One of these was carers were able to continue to get the benefit payment even if they had a temporary break in caring for someone.
This would apply if the claimant or the person they cared for got Covid or if they had to self-isolate.
On top of this, the other easement was that providing emotional support to a disabled person would go towards the Carer’s Allowance weekly 35 hours of care threshold.
As of the end of August, these easements no longer apply and could affect the amount claimants receive if they remain unaware of these changes.
Are you eligible for Carer’s Allowance?
Claimants do not need to be related to, or live with, the person who they care for, but they do not get paid extra if they care for more than one person.
In order to be eligible for Carer’s Allowance, the person the claimant is caring for must already be receiving some form of benefit payment.
This can include the daily living component of Personal Independence Payment (PIP), the middle or highest rate of Disability Living Allowance or Attendance Allowance; among many more.
If someone else is helping to take care of the person in need of help, only one is eligible to claim for Carer’s Allowance.
Those who have been diagnosed with COVID-19 can still receive the benefit payment if they provide care remotely.
Those thinking of applying for Carer’s Allowance should know that they will not be awarded any payment if they receive the full amount of the state pension.
Furthermore, if someone’s state pension is more than £67.60 a week, they will not get a Carer’s Allowance payment but their Pension Credit may go up.
Despite this, those not eligible for Carer’s Allowance may instead be entitled to Carer’s Credit.
How to apply for Carer’s Allowance
Anyone interested in applying for this benefit payment can do so via the Gov.co.uk website or contact their local Jobcentre.
During the application process, claimants will need to provide their National Insurance number, bank information, employment history and details of expenses.

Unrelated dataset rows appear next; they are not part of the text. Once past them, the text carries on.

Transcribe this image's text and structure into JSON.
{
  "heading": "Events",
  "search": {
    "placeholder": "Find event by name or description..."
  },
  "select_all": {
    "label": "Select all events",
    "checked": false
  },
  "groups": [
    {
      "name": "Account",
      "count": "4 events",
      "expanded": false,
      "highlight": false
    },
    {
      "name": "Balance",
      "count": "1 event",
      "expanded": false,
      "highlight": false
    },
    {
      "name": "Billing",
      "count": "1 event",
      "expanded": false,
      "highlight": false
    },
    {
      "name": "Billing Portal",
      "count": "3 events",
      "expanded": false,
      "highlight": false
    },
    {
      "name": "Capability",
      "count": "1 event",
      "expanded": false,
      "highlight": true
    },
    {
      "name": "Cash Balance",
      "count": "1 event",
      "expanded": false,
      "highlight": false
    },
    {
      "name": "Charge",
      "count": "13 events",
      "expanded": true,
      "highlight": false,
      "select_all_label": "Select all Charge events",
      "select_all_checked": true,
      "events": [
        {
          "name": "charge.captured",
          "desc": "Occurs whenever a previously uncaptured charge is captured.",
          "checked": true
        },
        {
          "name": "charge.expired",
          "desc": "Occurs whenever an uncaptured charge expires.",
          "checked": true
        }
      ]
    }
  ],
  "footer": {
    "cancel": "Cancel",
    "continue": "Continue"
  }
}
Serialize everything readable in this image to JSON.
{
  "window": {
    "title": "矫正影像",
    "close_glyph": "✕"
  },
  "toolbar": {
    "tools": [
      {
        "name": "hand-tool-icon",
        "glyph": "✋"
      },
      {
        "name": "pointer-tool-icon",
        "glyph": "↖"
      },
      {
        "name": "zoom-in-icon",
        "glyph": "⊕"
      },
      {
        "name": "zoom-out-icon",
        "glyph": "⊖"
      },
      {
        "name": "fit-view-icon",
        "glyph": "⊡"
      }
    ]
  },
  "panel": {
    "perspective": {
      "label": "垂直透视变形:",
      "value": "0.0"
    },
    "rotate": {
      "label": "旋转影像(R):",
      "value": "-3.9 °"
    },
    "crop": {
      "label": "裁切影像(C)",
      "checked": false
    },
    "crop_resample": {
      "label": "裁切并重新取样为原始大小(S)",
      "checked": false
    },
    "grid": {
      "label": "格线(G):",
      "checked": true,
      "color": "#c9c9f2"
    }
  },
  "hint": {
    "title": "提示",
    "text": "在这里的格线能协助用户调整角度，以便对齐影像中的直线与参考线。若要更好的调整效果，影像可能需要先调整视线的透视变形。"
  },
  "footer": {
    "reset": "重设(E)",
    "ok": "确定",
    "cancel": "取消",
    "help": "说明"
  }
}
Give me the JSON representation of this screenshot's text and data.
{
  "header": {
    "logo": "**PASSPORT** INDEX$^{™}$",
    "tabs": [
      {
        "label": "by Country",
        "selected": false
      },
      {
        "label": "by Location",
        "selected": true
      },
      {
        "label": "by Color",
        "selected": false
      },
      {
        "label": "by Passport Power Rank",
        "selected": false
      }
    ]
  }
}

All initial claims made by applications are backdated by up to three months by the DWP.